It’s the chicken-egg problem of any social network: they’re only interesting with lots of people, and without lots of people most anyone who tries won’t stick around long.
So in order to try and gain critical mass, social TV platforms have been merging over the past year, and now i.TV (which acquired GetGlue in 2013) has decided to bring all the users for the branded platforms it controls – GetGlue, Nintendo’s second screen app TVii and DirectTV’s second screen app CoPilot – under one social TV community called TVTag (though GetGlue is the only brand being retired – the others will be a part of TVTag community, but the brands are not being phased out at this time).
The combined size of the three second screen social TV communities is approximately 10 million, according to CEO Brad Pelo (who I interviewed today). About 4.6 million of these are from the GetGlue community, and the remainder from TVii and CoPilot. Pelo also told me that he expects that later the company will try to migrate users of the i.TV app, which is primarily a TV guide app, to the TVTag network. Pelo said that user base is approximately 5 million users.
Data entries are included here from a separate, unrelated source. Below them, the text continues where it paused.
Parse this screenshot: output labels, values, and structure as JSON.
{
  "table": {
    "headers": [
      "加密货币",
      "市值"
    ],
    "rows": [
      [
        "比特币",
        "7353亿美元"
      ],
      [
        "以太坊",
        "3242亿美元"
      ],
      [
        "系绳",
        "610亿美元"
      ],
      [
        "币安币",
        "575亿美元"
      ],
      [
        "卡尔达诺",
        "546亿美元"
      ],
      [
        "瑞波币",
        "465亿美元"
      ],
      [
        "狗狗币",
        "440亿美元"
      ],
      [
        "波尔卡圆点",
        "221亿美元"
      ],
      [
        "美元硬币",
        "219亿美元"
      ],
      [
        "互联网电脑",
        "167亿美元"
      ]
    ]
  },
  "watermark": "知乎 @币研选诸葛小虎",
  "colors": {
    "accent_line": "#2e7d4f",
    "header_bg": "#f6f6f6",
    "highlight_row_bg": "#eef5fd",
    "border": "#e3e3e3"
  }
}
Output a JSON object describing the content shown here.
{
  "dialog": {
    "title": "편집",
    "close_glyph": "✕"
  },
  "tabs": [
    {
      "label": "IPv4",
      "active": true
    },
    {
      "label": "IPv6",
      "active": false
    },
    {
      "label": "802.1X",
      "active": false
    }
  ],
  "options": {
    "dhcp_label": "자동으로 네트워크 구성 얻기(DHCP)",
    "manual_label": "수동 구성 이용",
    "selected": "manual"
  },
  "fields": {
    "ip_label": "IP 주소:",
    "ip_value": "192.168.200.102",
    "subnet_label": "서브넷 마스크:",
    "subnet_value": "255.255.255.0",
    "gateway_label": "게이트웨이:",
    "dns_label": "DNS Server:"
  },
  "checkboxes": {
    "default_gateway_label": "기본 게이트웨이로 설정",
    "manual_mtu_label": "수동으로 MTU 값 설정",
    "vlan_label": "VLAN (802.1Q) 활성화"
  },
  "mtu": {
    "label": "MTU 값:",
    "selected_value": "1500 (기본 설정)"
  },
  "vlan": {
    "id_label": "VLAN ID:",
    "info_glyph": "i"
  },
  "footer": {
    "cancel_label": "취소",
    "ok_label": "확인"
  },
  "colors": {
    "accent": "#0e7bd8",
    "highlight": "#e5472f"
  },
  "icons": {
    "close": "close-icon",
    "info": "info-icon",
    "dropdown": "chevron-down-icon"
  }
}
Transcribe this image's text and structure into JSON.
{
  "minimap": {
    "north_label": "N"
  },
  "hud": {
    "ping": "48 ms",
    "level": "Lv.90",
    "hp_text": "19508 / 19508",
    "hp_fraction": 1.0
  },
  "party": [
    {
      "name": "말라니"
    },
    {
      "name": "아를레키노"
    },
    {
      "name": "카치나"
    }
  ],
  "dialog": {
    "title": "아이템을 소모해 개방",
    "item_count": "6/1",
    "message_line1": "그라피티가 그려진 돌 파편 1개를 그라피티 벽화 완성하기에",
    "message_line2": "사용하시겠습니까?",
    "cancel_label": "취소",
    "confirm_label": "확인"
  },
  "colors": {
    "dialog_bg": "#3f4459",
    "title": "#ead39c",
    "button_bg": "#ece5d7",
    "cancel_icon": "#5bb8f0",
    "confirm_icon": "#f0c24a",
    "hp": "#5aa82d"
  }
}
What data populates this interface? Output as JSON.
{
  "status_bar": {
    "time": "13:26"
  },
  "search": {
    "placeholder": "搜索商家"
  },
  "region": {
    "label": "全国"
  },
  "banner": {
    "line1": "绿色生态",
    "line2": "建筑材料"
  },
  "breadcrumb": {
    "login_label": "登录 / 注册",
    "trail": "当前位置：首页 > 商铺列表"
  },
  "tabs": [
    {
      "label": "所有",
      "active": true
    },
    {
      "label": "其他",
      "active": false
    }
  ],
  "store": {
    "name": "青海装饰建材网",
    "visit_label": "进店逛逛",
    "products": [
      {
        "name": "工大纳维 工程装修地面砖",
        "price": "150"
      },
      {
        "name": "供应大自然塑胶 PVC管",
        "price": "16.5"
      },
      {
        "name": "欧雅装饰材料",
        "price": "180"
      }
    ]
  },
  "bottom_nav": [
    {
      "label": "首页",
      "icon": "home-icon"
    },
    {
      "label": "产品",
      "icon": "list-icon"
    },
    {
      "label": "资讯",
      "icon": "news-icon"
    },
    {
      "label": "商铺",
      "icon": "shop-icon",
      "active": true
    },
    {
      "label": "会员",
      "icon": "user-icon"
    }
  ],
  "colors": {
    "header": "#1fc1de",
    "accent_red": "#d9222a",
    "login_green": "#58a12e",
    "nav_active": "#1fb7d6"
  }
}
So…10 million users and possibly 5 million more seems like it could be enough critical mass to sustain a standalone social TV platform outside of general-purpose social nets that have sucked much of the momentum out of the space, but will they stick around? According to Pelo they will, and the reason is contextualized TV.
Here are his words from an interview Pelo gave to Simon Dumenco of AdAge (which are similar to what he told me, but Dumenco’s piece is worth reading on its own because he dug in deep with Pelo on the interesting angle of the 50 people i.TV hired to manage the contexualization):
TVtag is about contextualization. On Twitter, when I tweet about Sunday night’s “Revenge” episode, it’s interspersed with all the brouhaha about Governor Chris Christie’s revenge episode and other things, and so we’re in this world where the larger audience of Twitter is intermixing with the specific audience of “Revenge.” With TVtag, users will check into their show and then they’re brought to what we call a tagline, and this tagline is contextualized down to the moment, the story moment. The audience can kind of jump in at that point and say whatever they want and contribute content and respond to polls and share memes, or whatever they want around that moment.”
I think contextualizing viewing is an important aspect of social TV, and TVTag’s approach of having 50 or so human content taggers/curators as a foundational piece of the puzzle is an interesting one (though it makes me wonder how scalable it is).
Whether it succeeds will be something to watch over the next year.